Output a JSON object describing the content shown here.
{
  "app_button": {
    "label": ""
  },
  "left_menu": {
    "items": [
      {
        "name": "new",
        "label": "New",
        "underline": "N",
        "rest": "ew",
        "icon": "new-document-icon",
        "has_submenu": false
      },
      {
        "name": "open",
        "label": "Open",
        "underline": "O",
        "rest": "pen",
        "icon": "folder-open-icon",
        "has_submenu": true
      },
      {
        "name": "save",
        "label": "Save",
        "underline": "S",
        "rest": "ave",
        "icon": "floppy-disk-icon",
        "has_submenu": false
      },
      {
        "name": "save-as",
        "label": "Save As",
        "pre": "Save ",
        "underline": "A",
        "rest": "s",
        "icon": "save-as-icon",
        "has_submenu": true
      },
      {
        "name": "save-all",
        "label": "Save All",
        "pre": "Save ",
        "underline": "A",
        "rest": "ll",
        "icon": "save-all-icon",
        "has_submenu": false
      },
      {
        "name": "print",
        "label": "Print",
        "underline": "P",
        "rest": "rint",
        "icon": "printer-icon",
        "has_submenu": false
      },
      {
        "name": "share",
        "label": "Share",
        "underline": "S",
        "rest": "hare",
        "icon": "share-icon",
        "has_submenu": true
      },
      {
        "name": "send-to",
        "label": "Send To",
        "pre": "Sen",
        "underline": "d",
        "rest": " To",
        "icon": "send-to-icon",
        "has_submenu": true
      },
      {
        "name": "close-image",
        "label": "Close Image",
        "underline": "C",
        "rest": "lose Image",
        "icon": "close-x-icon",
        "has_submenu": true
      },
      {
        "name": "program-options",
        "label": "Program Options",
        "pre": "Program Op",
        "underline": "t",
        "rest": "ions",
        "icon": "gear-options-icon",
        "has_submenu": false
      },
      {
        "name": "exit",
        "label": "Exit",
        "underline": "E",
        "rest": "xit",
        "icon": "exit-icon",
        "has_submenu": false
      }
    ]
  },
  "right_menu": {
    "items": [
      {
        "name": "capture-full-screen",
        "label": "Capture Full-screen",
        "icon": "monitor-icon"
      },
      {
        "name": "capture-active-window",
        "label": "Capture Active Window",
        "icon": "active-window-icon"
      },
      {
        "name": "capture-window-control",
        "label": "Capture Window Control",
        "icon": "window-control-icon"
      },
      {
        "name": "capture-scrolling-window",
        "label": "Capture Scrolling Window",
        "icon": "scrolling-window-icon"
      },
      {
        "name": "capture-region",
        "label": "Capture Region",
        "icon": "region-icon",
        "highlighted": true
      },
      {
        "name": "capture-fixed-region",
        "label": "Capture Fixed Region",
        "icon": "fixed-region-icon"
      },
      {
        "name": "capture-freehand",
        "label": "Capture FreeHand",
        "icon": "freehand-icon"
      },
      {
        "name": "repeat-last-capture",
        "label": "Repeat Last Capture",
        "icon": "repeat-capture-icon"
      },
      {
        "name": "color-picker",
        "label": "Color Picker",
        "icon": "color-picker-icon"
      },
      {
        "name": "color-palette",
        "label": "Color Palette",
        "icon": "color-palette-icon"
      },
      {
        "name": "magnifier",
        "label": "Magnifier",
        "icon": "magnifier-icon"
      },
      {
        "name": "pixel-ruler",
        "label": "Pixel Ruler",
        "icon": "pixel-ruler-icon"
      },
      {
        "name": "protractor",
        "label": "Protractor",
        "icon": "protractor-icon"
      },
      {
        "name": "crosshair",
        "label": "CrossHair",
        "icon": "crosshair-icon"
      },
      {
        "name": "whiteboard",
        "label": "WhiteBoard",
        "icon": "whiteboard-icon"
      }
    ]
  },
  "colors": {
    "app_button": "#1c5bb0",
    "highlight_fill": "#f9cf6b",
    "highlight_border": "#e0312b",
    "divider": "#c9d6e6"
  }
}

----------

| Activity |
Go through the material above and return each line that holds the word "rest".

| Output of the task |
        "rest": "ew",
        "rest": "pen",
        "rest": "ave",
        "rest": "s",
        "rest": "ll",
        "rest": "rint",
        "rest": "hare",
        "rest": " To",
        "rest": "lose Image",
        "rest": "ions",
        "rest": "xit",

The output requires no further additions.